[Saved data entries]
..........

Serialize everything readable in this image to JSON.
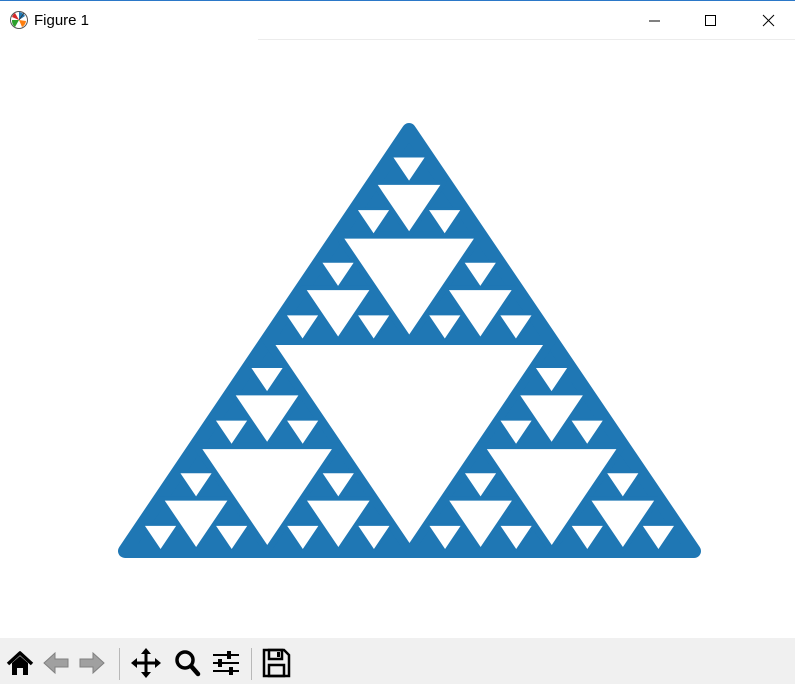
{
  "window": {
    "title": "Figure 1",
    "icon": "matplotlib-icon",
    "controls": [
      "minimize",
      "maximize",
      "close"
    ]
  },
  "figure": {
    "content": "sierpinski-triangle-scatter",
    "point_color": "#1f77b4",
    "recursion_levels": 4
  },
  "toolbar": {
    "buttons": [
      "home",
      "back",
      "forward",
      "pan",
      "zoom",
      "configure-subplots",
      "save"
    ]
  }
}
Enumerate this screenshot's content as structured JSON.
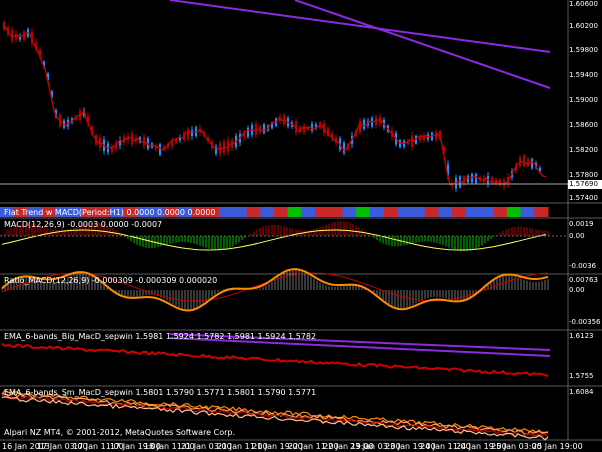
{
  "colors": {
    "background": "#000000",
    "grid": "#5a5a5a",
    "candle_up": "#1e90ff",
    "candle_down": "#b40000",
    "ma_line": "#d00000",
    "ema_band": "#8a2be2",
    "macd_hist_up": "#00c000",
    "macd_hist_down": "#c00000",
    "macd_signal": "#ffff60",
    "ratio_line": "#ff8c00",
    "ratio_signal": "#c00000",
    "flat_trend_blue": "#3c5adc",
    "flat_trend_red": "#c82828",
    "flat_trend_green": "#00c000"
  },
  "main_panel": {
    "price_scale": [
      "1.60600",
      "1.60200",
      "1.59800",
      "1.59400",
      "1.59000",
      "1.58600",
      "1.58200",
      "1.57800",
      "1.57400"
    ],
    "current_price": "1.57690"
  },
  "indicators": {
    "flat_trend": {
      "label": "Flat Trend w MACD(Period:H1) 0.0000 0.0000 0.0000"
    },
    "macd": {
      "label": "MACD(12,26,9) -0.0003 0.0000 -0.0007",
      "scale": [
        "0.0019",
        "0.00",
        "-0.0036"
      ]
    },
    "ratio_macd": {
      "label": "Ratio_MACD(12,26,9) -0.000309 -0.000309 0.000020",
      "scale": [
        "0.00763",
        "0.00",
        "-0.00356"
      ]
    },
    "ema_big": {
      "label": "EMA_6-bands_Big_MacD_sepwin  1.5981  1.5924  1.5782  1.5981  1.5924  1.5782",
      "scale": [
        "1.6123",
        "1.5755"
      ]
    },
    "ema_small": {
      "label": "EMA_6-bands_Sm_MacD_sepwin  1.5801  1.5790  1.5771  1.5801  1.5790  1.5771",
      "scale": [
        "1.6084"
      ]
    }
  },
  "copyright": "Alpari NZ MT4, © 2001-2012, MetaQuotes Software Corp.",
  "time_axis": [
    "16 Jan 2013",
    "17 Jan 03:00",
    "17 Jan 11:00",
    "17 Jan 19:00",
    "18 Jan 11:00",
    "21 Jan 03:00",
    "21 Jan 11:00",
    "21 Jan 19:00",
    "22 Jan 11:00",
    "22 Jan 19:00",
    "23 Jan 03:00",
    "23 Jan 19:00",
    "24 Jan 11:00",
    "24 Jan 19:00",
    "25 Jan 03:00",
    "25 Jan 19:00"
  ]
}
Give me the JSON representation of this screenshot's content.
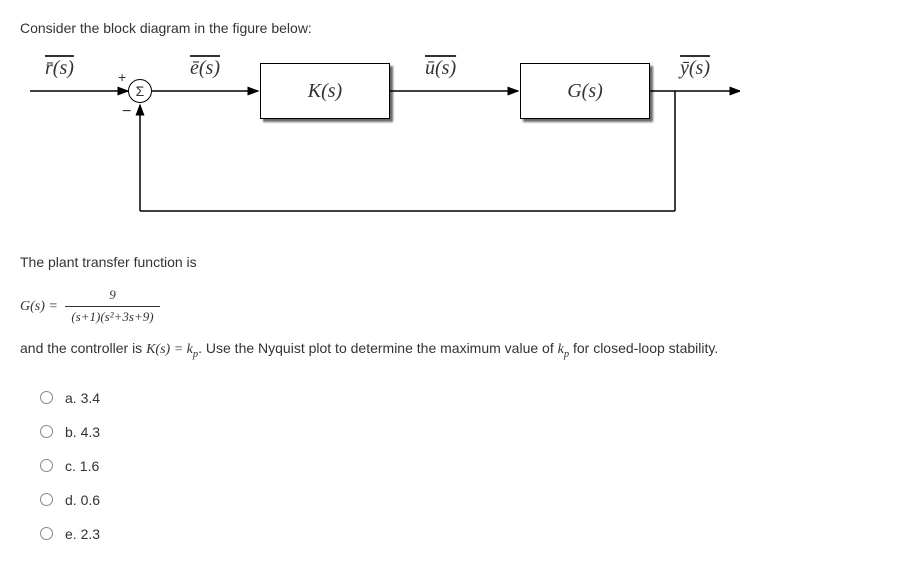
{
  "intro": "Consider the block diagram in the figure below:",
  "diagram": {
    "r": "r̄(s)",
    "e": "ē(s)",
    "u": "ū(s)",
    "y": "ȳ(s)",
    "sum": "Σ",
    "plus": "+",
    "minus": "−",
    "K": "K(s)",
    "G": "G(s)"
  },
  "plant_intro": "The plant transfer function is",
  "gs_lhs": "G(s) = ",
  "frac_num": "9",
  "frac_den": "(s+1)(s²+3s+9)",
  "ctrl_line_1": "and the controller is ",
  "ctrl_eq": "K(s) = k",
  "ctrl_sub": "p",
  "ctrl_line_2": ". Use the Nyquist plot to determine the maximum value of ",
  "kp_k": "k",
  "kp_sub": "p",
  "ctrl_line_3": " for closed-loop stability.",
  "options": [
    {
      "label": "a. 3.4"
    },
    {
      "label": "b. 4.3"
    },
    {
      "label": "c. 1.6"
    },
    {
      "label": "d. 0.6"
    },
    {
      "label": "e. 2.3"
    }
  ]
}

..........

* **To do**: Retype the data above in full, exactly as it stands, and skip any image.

* **Output of the exercise**:
Serialize everything readable in this image to JSON.
{
  "window": {
    "title": "Figure 1",
    "icon": "matplotlib-icon",
    "controls": [
      "minimize",
      "maximize",
      "close"
    ]
  },
  "figure": {
    "content": "sierpinski-triangle-scatter",
    "point_color": "#1f77b4",
    "recursion_levels": 4
  },
  "toolbar": {
    "buttons": [
      "home",
      "back",
      "forward",
      "pan",
      "zoom",
      "configure-subplots",
      "save"
    ]
  }
}
Enumerate this screenshot's content as structured JSON.
{
  "colors": {
    "background": "#000000",
    "grid": "#5a5a5a",
    "candle_up": "#1e90ff",
    "candle_down": "#b40000",
    "ma_line": "#d00000",
    "ema_band": "#8a2be2",
    "macd_hist_up": "#00c000",
    "macd_hist_down": "#c00000",
    "macd_signal": "#ffff60",
    "ratio_line": "#ff8c00",
    "ratio_signal": "#c00000",
    "flat_trend_blue": "#3c5adc",
    "flat_trend_red": "#c82828",
    "flat_trend_green": "#00c000"
  },
  "main_panel": {
    "price_scale": [
      "1.60600",
      "1.60200",
      "1.59800",
      "1.59400",
      "1.59000",
      "1.58600",
      "1.58200",
      "1.57800",
      "1.57400"
    ],
    "current_price": "1.57690"
  },
  "indicators": {
    "flat_trend": {
      "label": "Flat Trend w MACD(Period:H1) 0.0000 0.0000 0.0000"
    },
    "macd": {
      "label": "MACD(12,26,9) -0.0003 0.0000 -0.0007",
      "scale": [
        "0.0019",
        "0.00",
        "-0.0036"
      ]
    },
    "ratio_macd": {
      "label": "Ratio_MACD(12,26,9) -0.000309 -0.000309 0.000020",
      "scale": [
        "0.00763",
        "0.00",
        "-0.00356"
      ]
    },
    "ema_big": {
      "label": "EMA_6-bands_Big_MacD_sepwin  1.5981  1.5924  1.5782  1.5981  1.5924  1.5782",
      "scale": [
        "1.6123",
        "1.5755"
      ]
    },
    "ema_small": {
      "label": "EMA_6-bands_Sm_MacD_sepwin  1.5801  1.5790  1.5771  1.5801  1.5790  1.5771",
      "scale": [
        "1.6084"
      ]
    }
  },
  "copyright": "Alpari NZ MT4, © 2001-2012, MetaQuotes Software Corp.",
  "time_axis": [
    "16 Jan 2013",
    "17 Jan 03:00",
    "17 Jan 11:00",
    "17 Jan 19:00",
    "18 Jan 11:00",
    "21 Jan 03:00",
    "21 Jan 11:00",
    "21 Jan 19:00",
    "22 Jan 11:00",
    "22 Jan 19:00",
    "23 Jan 03:00",
    "23 Jan 19:00",
    "24 Jan 11:00",
    "24 Jan 19:00",
    "25 Jan 03:00",
    "25 Jan 19:00"
  ]
}
Give me the JSON representation of this screenshot's content.
{
  "intro": "Consider the block diagram in the figure below:",
  "diagram": {
    "r": "r̄(s)",
    "e": "ē(s)",
    "u": "ū(s)",
    "y": "ȳ(s)",
    "sum": "Σ",
    "plus": "+",
    "minus": "−",
    "K": "K(s)",
    "G": "G(s)"
  },
  "plant_intro": "The plant transfer function is",
  "gs_lhs": "G(s) = ",
  "frac_num": "9",
  "frac_den": "(s+1)(s²+3s+9)",
  "ctrl_line_1": "and the controller is ",
  "ctrl_eq": "K(s) = k",
  "ctrl_sub": "p",
  "ctrl_line_2": ". Use the Nyquist plot to determine the maximum value of ",
  "kp_k": "k",
  "kp_sub": "p",
  "ctrl_line_3": " for closed-loop stability.",
  "options": [
    {
      "label": "a. 3.4"
    },
    {
      "label": "b. 4.3"
    },
    {
      "label": "c. 1.6"
    },
    {
      "label": "d. 0.6"
    },
    {
      "label": "e. 2.3"
    }
  ]
}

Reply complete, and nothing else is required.